Frase discussed a recent IBM survey of CEOs that found a third make decisions based on untrustworthy data and that half lack information they need. At the same time, 60 percent said they have too much data. “This,” she said, “is in some ways the real Big Data problem.”
Big Data is often defined by the four Vs, she noted: volume, variety, velocity and veracity.
Although reporting — a major source of Big Data — is important, Frase noted that it’s vital to be “more right, more often.” Reporting can be like driving while looking in the rear view mirror, she said. It’s more interesting, not to mention safer, to look through the windshield and see what’s coming.
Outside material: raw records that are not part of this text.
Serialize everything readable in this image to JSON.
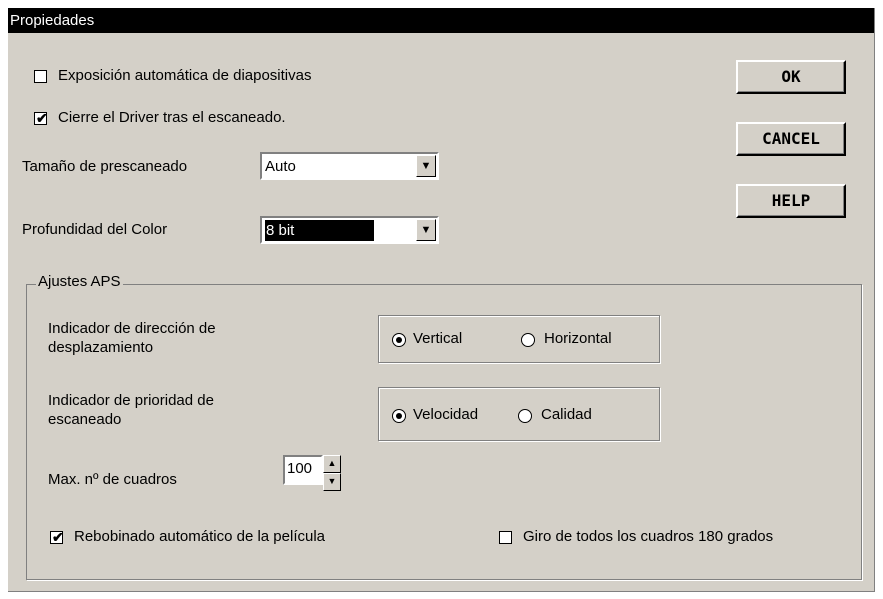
{
  "window": {
    "title": "Propiedades"
  },
  "options": {
    "auto_slide": {
      "label": "Exposición automática de diapositivas",
      "checked": false
    },
    "close_driver": {
      "label": "Cierre el Driver tras el escaneado.",
      "checked": true
    }
  },
  "prescan": {
    "label": "Tamaño de prescaneado",
    "value": "Auto"
  },
  "color_depth": {
    "label": "Profundidad del Color",
    "value": "8 bit"
  },
  "buttons": {
    "ok": "OK",
    "cancel": "CANCEL",
    "help": "HELP"
  },
  "aps": {
    "title": "Ajustes APS",
    "direction": {
      "label_line1": "Indicador de dirección de",
      "label_line2": "desplazamiento",
      "options": [
        "Vertical",
        "Horizontal"
      ],
      "selected": "Vertical"
    },
    "priority": {
      "label_line1": "Indicador de prioridad de",
      "label_line2": "escaneado",
      "options": [
        "Velocidad",
        "Calidad"
      ],
      "selected": "Velocidad"
    },
    "max_frames": {
      "label": "Max. nº de cuadros",
      "value": "100"
    },
    "auto_rewind": {
      "label": "Rebobinado automático de la película",
      "checked": true
    },
    "rotate_all": {
      "label": "Giro de todos los cuadros 180 grados",
      "checked": false
    }
  },
  "icons": {
    "checkmark": "✔",
    "dropdown": "▼",
    "spin_up": "▲",
    "spin_down": "▼"
  }
}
While experts often discuss intangible benefits of Big Data, it has important implications in the physical world, Frase said. For instance, ConocoPhillips reported $1 billion in savings from accurately predicting ice floes, which resulted in better protection of its oil rigs.
She offered a few additional examples of businesses getting value from Big Data projects:
• Sprint saw a 90 percent increase in transaction capacity.
• Qualcomm reported 60 times faster query performance.
• MoneyGram saw a 72 percent reduction in fraudulent claims.
Frase said Big Data will produce traditional return on investment, or ROI, in some cases. In other instances, the scenario is more complex. For instance, resolving a problem related to traffic may also alleviate pollution and reduce accidents.
She suggested that data scientists will have the “sexiest job of the 21st century.” These jobs, she said, will require people who have the domain expertise to ask useful questions as well as the math and computer science expertise to put Big Data to work.
“Technology is really good at finding answers,” Frase said, “but the humans ought to be the ones asking the questions.”
In the afternoon, Innovation Day featured a self-proclaimed Big Data naysayer: Scott L. Zeger, professor and vice provost at Johns Hopkins University. “Where there’s too much data, there can be more confusion than clarity,” he said at the outset of his talk on Big Data in health.
He presented a reworked version of a song called “Help the Poor” by B.B. King and Eric Clapton. With a little assistance from YouTube, Zeger soon had everyone in the Center of Excellence’s new symposium hall singing along:
Help the poor
Won’t you help poor me
Got Big Data blues, baby
Need your help desperately
Big data’s the rage but it’s hard to use well
Got to get onboard before that trend does quell
Help the poor
Oh baby, won’t you help poor me
Many countries are healthier than we are, Zeger said. Yet the United States spends a trillion dollars more per year on health than Norway, the country that spends the second-largest amount. That trillion dollars? That’s the Big Datum, the one that matters the most, he said.
Zeger outlined some problems of the American system, chief among them a healthcare system that too often “pays for doing” rather than paying for results. We do a lot more than is done elsewhere, especially for patients with chronic conditions, he said, even though it often doesn’t make people healthier.
“Big Data,” he said, “can help us cut into that trillion dollars.”